When the conversation would turn to the challenges other departments within the organization were having, this leader would often say, “I am taking the high road and choose to stay out of the drama”. At first blush this seemed very noble; however, the challenge was that the “drama”, so to speak, was real and the other teams were quickly becoming dysfunctional.
It’s no secret that MSBC is on a mission to create engaged workforces. And we know you are just as concerned about the lack of truly engaged employees and leaders that are working together to grow the businesses or move forward the missions of your organizations as we are.
No matter what your mission is, it is critical that your employees understand how they contribute to the overall goals as well as vision. Most leaders (and team members) want to feel part of something bigger than yourself and that your contribution is valuable. The best way for everyone to understand the vision is through strategic planning.

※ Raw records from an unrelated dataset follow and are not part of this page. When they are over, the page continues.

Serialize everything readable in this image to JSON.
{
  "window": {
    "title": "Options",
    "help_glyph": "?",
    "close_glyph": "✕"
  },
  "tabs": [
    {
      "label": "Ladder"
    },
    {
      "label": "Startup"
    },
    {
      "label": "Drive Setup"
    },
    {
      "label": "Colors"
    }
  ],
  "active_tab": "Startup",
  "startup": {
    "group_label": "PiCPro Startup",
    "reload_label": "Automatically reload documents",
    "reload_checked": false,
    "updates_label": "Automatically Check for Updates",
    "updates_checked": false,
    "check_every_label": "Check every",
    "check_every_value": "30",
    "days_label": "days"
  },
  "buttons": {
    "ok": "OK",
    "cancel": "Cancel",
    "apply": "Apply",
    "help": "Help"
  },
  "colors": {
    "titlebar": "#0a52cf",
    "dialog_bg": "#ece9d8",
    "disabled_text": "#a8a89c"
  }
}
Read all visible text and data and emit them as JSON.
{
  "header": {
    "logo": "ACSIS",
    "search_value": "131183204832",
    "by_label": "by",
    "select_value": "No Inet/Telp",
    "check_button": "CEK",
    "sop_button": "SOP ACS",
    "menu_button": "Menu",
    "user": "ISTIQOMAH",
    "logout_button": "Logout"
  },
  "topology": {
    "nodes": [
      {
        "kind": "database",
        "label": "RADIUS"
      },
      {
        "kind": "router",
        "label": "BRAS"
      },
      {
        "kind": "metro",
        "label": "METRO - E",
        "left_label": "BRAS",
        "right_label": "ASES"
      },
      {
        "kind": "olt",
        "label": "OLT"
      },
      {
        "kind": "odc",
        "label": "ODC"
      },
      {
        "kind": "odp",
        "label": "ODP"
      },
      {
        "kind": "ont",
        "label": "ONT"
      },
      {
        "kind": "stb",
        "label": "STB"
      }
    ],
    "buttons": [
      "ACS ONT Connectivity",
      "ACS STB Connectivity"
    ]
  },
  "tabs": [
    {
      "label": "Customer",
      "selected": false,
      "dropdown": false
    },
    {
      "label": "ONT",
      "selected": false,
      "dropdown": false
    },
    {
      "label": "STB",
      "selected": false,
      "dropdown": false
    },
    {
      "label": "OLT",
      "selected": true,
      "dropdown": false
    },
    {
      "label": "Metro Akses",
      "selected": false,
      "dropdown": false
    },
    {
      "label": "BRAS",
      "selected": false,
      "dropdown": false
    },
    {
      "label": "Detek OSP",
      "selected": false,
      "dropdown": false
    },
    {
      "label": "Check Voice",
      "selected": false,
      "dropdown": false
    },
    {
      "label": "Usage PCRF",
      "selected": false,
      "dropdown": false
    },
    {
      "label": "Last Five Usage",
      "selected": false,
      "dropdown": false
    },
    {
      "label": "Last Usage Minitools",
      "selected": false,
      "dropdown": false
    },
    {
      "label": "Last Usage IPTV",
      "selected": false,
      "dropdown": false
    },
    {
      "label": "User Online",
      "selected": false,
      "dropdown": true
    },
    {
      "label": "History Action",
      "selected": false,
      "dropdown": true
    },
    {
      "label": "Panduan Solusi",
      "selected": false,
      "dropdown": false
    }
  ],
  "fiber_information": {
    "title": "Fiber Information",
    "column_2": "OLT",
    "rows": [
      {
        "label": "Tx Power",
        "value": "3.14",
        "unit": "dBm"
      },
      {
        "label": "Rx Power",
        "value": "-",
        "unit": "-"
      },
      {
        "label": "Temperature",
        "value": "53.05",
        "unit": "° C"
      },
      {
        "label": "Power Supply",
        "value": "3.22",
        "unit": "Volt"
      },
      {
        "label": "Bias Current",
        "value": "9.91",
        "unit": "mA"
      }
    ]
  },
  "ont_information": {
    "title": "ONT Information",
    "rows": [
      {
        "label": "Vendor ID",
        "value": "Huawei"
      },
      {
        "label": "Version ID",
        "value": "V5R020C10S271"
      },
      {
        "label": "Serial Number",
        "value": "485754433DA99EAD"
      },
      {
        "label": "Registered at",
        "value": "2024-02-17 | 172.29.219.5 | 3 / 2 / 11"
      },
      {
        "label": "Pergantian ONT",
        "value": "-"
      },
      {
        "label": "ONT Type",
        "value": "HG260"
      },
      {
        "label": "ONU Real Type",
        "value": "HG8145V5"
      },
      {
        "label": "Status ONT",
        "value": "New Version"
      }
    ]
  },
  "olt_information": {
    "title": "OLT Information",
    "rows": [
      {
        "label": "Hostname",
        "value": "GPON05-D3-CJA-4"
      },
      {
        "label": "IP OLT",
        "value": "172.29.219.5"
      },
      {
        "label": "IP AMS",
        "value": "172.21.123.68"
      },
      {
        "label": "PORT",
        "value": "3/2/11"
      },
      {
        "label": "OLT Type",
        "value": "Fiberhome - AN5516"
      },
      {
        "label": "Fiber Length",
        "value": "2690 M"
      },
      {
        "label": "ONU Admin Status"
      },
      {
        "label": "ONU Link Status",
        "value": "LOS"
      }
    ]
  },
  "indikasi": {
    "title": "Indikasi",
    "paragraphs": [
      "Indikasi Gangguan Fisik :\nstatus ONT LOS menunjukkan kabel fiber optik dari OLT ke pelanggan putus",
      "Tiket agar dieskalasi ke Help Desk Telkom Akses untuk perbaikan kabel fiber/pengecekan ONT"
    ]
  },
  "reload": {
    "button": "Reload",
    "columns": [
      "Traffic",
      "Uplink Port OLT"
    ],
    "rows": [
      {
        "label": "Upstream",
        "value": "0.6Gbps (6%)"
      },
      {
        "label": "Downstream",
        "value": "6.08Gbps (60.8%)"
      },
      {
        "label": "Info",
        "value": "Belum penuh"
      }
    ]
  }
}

Goal setting can be an exciting time! You are energized and ready to conquer! Your goals are set and you will continually strategize, plan and monitor them.... as you should. You are also open and willing to do whatever it takes... and there is often “one more thing” that has the potential to get the result/s you are seeking. And you’ll often do it without a second thought.
But let’s be honest... all those “one more things” can often be detrimental to the very goal you are after. Soon you will be doing so many “one more things” that you could lose sight of your original goal, strategy, or plan. I would like for you to consider a new proposal for your goal setting..... DO LESS! Consider the five strategies listed below to DO LESS so that you can actually achieve more:
I hear many people (including myself) talk about how they want to make a difference, and I believe most of us are genuine when we make this statement; however, wanting to make a difference and making a difference are completely "different" things.
Over the past few years I have been captivated by our need for development of renewable energy. It was only recently I realized the parallel between renewable energy through natural resources to affect our environment and renewable energy through investing in people to affect our work environment.